DOI: 10.1055/s-0037-1607335
Original Research
Thieme Revinter Publicações Ltda Rio de Janeiro, Brazil

The Contribution of Surface Electromyographic Assessment for Defining the Stage of Peripheral Facial Paralysis: Flaccid or Sequelae Stage

Daniele Fontes Ferreira Bernardes
Department of Otorhinolaryngology, Hospital das Clínicas, Faculdade de Medicina, Universidade de São Paulo (FMUSP), São Paulo, SP, Brazil
Ricardo Ferreira Bento
Department of Otolaryngology, Universidade de São Paulo, São Paulo, SP, Brazil
Maria Valeria Schimidt Goffi Gomez
Department of Otorhinolaryngology, Hospital das Clínicas da FMUSP, São Paulo, SP, Brazil
Department of Audiology, AC Camargo Cancer Center, São Paulo, SP, Brazil
› Author Affiliations
Further Information

Publication History

10 March 2017

08 September 2017

Publication Date:
26 October 2017 (eFirst)


Introduction Surface electromyographic activity may not be symmetric, even in subjects with no facial paralysis history.

Objective To evaluate the contribution of the index of electromyographic (IEMG) activity in the identification of the two extremes of the facial paralysis course.

Methods Thirty-four subjects with unilateral peripheral facial paralysis were selected. A control group was composed of volunteers without a history of facial paralysis. The electromyographic assessment of the facial muscle was performed by placing surface electrodes during movements of the forehead, eyes and lips using MIOTEC equipment, such as the MIOTOOL (Miotec, Porto Alegre, Brazil) software. The electromyographic activity was also recorded in other channels during the primary activity to identify the presence of synkinesis. The statistical analysis was performed using the Statistical Package for Social Sciences for Macintosh (SPSS Inc, Chicago, IL, USA). The IEMG activity was obtained from the division of the electromyographic activity root mean square (RMS) values on both sides.

Results There was a statistically significant difference among the groups in all the analyzed indexes. The ocular-oral synkinesis in all patients must be correctly identified (with 100% sensitivity and specificity) using an IEMG activity of 1.62 as a cutoff point. The oral-ocular synkinesis must be correctly identified (93.3% sensitivity and 95.9% specificity) using the IEMG activity of 1.79 as a cutoff point.

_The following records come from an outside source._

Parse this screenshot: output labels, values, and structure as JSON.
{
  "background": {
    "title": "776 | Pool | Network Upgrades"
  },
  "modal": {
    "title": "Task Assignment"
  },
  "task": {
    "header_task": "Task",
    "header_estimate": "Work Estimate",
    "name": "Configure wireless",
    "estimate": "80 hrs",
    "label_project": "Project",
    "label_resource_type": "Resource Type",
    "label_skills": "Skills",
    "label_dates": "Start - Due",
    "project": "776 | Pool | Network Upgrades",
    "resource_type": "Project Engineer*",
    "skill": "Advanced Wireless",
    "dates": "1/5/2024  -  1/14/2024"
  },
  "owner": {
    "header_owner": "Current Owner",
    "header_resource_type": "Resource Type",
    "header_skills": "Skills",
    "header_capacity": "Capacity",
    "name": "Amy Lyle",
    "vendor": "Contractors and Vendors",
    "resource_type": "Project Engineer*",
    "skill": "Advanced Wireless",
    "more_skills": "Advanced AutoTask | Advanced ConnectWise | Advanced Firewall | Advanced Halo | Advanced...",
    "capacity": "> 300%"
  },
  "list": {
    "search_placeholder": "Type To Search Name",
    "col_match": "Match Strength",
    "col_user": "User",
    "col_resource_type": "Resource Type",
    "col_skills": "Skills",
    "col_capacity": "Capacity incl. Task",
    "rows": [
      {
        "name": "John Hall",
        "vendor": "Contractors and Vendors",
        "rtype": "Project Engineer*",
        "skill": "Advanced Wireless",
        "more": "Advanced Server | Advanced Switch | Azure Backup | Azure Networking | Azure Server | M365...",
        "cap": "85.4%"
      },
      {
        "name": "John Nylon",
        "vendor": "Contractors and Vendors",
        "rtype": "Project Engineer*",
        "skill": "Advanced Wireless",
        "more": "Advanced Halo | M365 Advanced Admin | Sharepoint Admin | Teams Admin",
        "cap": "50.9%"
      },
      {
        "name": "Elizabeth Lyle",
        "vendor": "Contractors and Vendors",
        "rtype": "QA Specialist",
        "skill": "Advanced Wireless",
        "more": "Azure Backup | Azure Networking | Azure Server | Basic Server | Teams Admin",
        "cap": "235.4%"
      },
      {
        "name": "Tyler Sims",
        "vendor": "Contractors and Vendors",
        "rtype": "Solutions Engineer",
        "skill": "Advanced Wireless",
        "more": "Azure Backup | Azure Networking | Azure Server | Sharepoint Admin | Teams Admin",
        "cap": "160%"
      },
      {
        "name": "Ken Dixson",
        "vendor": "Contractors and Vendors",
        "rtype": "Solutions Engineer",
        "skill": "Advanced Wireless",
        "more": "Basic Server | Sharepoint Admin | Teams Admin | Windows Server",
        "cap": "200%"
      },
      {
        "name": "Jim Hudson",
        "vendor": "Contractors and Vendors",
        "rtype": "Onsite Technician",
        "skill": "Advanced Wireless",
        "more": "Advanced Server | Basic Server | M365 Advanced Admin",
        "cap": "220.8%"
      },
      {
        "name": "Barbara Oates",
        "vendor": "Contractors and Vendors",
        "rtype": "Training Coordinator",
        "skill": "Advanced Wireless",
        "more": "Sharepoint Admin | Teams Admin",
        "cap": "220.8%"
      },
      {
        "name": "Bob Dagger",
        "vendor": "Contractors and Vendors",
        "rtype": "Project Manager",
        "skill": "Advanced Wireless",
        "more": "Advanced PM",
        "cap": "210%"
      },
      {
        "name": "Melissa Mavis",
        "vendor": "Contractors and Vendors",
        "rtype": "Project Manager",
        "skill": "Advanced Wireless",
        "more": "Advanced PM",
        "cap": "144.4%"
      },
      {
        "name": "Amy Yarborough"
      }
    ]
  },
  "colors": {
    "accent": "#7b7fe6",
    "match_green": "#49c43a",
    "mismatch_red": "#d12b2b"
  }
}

Conclusion The IEMG activity is below the normal scores in patients in the flaccid stage, whereas patients in the sequelae stage can either show normal values or values above or below the normal scores. The IEMG activity was shown to have high sensitivity and specificity in the identification of synkinesis.